Sylvie’s addendum, or non-conclusion: this is a concept Kevin became aware of very recently. Just after my last fight (which was last night), really. I’ve noted many times, as a female fighter, that male fighters have this kind of freedom that they are more or less born to; like a birthright of being a man. Women can aspire to such freedom, but it’s not given to us and it’s so hard earned that I can’t name a single female fighter who has achieved it. This is an expression of Kevin’s Shame-Fear Molecule. Every time we as fighters step into the ring, we are risking humiliation via defeat, injury, being outclassed or simply out-performed. But women have an extra risk in that we are at risk of being exposed. As not-fighters; as inferior to the standard of the identity of a fighter. To have this great risk means that the Shame-Fear Molecule is always quivering, agitated. To step into the ring in spite of this great risk is what Kevin is reaching to when saying that women are more courageous, more brave, because the danger of humiliation is so present. The antidote, he argues, is dignity. To perform every task in the ring, every move, the very expressions of your body with dignity is what makes these legendary fighters.

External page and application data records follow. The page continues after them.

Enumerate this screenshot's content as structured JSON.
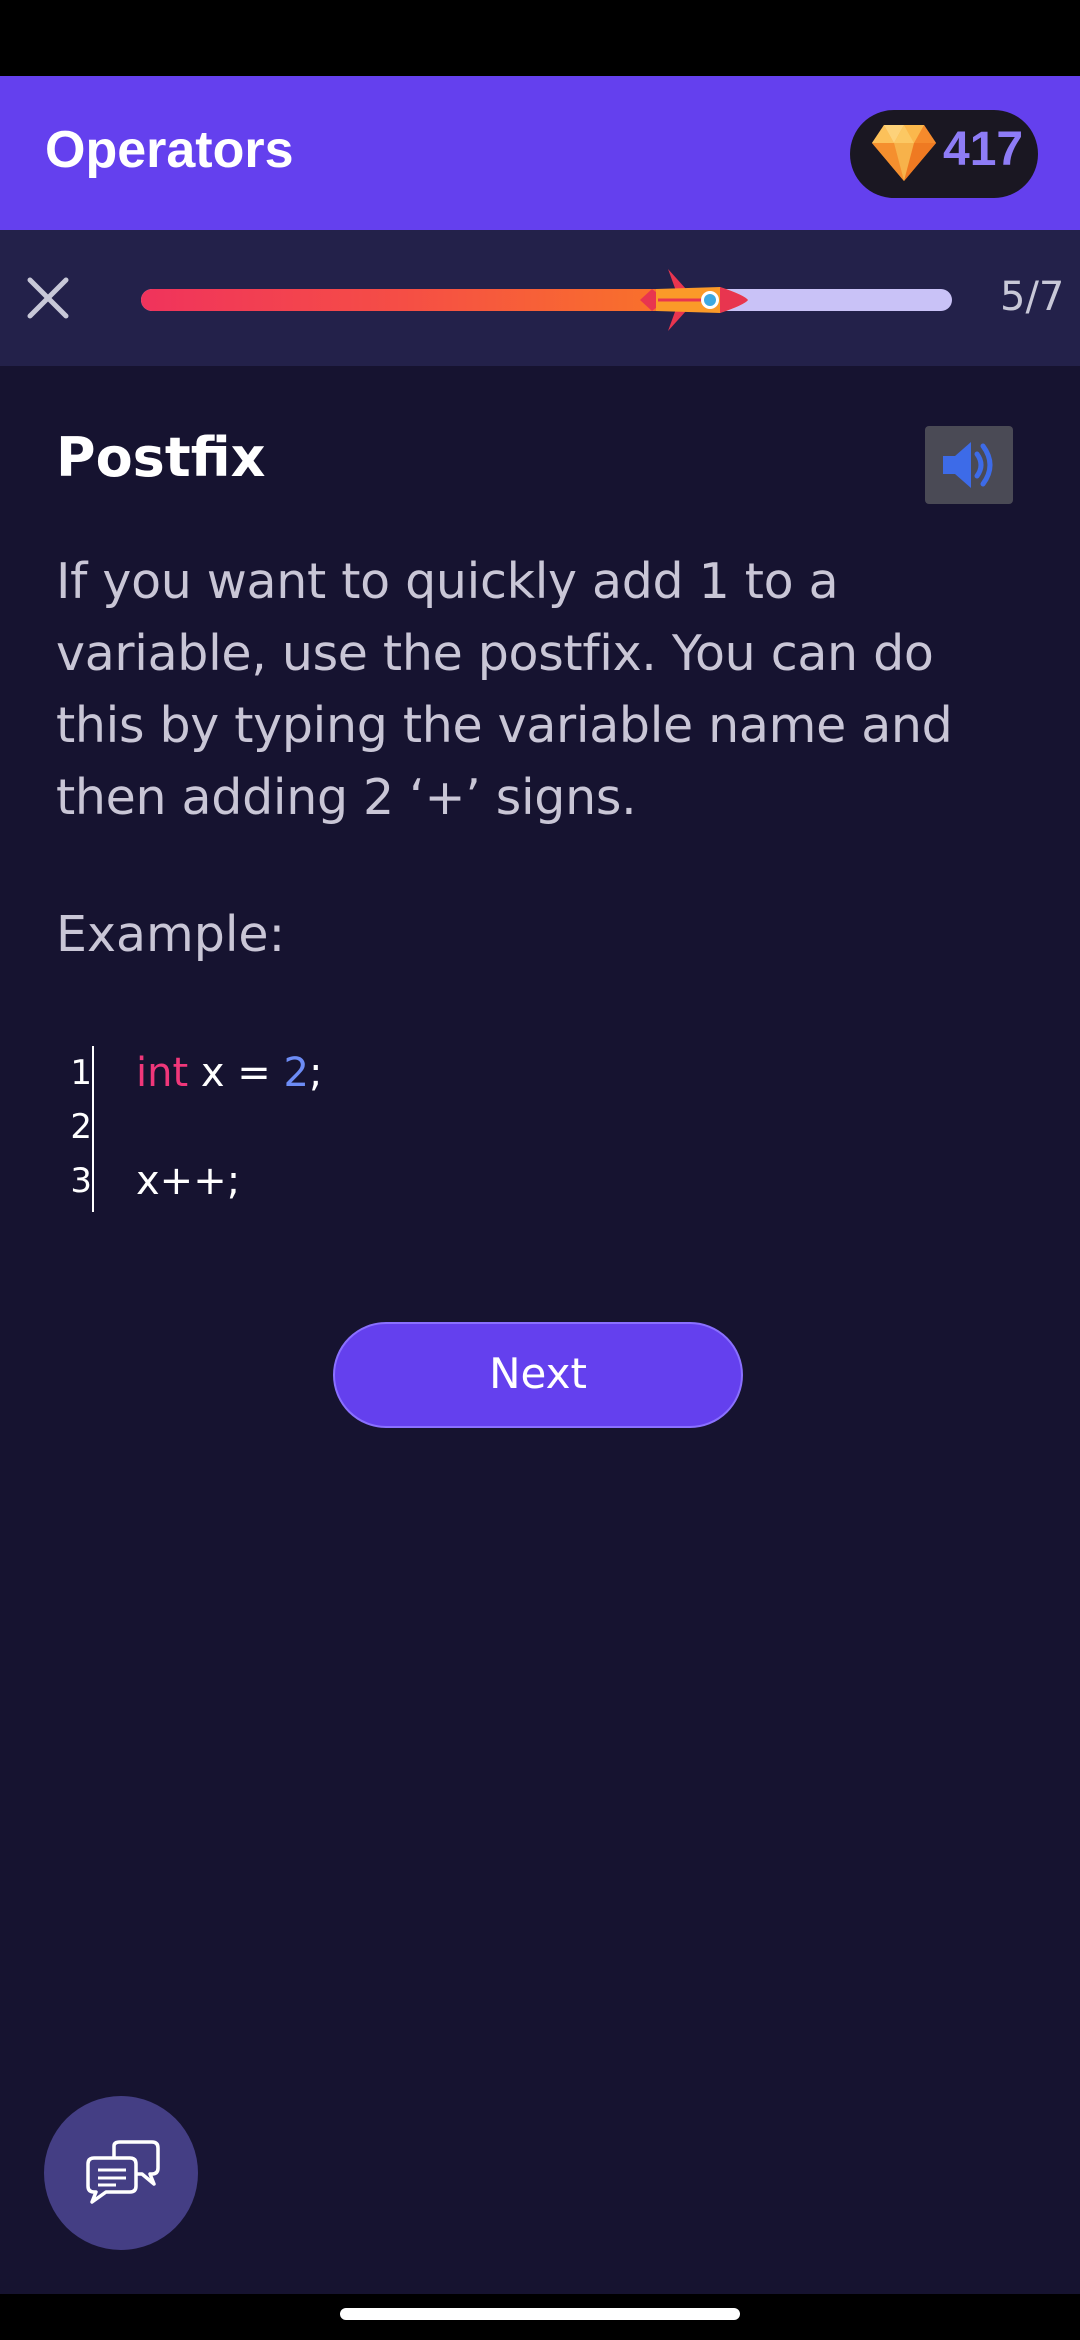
{
  "header": {
    "title": "Operators",
    "gem_count": "417",
    "gem_icon": "diamond-icon"
  },
  "progress": {
    "text": "5/7",
    "value": 0.72,
    "close_icon": "close-icon",
    "rocket_icon": "rocket-icon"
  },
  "lesson": {
    "title": "Postfix",
    "audio_icon": "speaker-icon",
    "paragraph": "If you want to quickly add 1 to a variable, use the postfix. You can do this by typing the variable name and then adding 2 ‘+’ signs.",
    "example_label": "Example:",
    "code": {
      "line_numbers": [
        "1",
        "2",
        "3"
      ],
      "line1_keyword": "int",
      "line1_mid": " x = ",
      "line1_number": "2",
      "line1_end": ";",
      "line2": "",
      "line3": "x++;"
    },
    "next_label": "Next"
  },
  "fab": {
    "icon": "chat-bubbles-icon"
  },
  "colors": {
    "primary": "#6440EE",
    "background": "#161330",
    "progress_bar_bg": "#23214A",
    "keyword": "#F0377A",
    "number": "#6D8CF5"
  }
}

The photo above is of Jack Johnson, who became the first African-American Heavyweight Champion of the world in a time of intense and open racism that put the risk of humiliation at a level I can’t even truly imagine. What he accomplished, however, was nothing short of a feat of dignity. This is something I believe women can reach for, in our own ascension into the world stages of fighting. What Kevin has revealed to me in our conversation today and in this article here is a key to that kingdom.